Record label: Saint Marie
Genre(s): Pop/Rock, Alternative/Indie Rock, Alternative Pop/Rock
There's no getting away from the fact that Alabama trio the Sunshine Factory's second album, Sugar, sounds a lot like My Bloody Valentine. From the layers of fuzz and dreamy buried harmonies on the atmospheric opener, "Down," to the Kevin Shields-inspired jagged guitar hooks that dominate the likes of the reverb-drenched "Deeper Look" and the slow-building "My Sugar Cane," to the thunderous "Only Shallow"-esque beats that kick-start the swirling angular rock of "Twisted and Clover," the follow-up to 2009's one-man-show Vintage Revolution at times sounds like a blatant pastiche of the seminal Loveless. But the Irish shoegazers aren't the only recognizable influence from across the Atlantic.

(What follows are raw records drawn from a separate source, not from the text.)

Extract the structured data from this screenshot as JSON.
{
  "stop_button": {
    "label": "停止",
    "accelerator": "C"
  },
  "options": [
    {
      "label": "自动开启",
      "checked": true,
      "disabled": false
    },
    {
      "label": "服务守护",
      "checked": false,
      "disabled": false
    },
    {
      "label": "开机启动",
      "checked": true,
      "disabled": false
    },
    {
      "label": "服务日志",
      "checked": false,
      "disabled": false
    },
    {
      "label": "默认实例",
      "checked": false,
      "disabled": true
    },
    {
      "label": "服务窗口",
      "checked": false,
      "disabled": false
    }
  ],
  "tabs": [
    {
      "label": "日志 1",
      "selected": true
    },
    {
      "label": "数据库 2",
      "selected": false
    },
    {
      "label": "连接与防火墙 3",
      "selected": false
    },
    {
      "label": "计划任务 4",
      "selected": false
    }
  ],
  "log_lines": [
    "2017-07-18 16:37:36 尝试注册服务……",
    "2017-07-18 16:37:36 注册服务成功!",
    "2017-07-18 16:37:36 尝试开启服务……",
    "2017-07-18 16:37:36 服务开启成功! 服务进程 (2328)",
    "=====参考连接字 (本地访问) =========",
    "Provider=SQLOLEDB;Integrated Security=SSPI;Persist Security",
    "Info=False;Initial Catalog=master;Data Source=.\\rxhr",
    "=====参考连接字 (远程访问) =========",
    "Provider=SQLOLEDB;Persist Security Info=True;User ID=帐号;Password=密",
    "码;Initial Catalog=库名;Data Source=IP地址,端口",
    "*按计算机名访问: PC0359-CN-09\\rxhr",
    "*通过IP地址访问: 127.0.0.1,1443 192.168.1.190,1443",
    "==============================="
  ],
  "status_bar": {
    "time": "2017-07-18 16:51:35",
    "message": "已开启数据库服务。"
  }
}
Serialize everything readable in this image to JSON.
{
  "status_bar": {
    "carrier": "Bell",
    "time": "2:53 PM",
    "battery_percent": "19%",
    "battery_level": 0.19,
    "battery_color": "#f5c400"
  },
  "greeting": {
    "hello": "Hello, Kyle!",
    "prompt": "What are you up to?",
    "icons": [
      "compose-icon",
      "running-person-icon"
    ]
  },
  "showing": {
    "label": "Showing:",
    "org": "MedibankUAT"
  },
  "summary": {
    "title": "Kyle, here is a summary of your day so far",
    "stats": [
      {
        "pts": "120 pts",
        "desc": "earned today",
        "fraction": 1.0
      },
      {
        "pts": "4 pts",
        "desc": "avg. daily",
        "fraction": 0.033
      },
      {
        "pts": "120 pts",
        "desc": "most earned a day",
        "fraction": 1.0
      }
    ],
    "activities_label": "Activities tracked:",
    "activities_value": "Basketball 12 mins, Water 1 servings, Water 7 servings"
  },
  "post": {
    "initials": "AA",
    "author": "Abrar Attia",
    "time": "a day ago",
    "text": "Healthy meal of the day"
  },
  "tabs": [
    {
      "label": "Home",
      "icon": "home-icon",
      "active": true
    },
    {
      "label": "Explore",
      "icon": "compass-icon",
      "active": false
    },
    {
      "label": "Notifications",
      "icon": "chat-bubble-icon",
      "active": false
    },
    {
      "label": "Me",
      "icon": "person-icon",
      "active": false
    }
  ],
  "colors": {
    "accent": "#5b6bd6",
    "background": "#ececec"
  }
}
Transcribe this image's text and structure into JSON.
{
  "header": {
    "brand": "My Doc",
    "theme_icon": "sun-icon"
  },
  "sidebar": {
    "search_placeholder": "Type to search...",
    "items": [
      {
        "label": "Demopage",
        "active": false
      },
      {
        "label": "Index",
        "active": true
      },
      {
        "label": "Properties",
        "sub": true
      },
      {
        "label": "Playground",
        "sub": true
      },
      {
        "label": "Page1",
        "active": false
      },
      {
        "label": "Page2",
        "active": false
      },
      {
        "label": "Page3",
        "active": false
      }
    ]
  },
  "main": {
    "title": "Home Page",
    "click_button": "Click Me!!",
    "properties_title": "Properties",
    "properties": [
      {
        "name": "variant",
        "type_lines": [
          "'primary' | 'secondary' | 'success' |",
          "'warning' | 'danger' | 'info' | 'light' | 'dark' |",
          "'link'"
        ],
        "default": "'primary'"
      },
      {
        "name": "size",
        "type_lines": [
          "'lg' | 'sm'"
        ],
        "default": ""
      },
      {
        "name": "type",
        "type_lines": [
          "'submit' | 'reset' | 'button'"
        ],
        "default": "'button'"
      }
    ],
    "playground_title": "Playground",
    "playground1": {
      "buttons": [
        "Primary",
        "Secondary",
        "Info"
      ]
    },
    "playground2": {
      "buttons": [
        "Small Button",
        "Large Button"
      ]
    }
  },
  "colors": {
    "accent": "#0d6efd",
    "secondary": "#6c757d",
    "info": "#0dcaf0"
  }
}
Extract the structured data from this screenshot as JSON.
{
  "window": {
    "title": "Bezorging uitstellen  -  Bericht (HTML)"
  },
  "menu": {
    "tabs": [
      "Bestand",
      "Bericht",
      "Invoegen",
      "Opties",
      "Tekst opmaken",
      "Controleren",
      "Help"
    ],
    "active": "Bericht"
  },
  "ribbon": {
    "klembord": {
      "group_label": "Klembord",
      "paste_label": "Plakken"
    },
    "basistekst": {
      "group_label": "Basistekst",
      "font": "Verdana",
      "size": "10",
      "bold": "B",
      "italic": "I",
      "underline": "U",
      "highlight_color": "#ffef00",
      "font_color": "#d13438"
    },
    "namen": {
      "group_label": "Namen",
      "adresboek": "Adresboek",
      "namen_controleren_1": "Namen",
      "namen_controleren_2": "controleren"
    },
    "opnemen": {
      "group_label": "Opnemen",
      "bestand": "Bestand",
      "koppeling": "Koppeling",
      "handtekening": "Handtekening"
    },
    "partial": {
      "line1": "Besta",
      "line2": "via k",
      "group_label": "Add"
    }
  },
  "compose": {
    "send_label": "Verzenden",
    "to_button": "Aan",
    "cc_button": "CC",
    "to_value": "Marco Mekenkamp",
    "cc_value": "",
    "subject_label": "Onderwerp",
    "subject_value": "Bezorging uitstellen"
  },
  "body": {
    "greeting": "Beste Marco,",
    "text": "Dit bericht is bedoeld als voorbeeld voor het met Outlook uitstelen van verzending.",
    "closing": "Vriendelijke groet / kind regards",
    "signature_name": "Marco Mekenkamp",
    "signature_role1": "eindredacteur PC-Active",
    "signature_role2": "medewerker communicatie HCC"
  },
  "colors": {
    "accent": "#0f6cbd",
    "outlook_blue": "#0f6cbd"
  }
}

The Sunshine Factory really like one band. Granted, that band is wildly influential and by all means worthy of being a favourite, but there's a fine line between wearing your influences on your sleeve and coming off as overly derivative. Sugar kicks off with Down, which sounds like AC/DC’s Hells Bells for about 20 seconds before morphing into a distant cousin of My Bloody Valentine's I Only Said.
When faced with a daunting challenge, such as writing an album review for a genre that you are generally not a fan of, what do you do? Do you simply bash the album because of your lack of fondness for the style (the easy way)? Or do you try your damnedest to gut through it (the arduous way)? Well, to be honest, the whole shoegaze, dream pop genre is not my favorite. But I have plowed forward with the Sunshine Factory’s Sugar, and been rewarded. There is no doubt in my mind that the Sunshine Factory have made a killer shoegaze album with Sugar.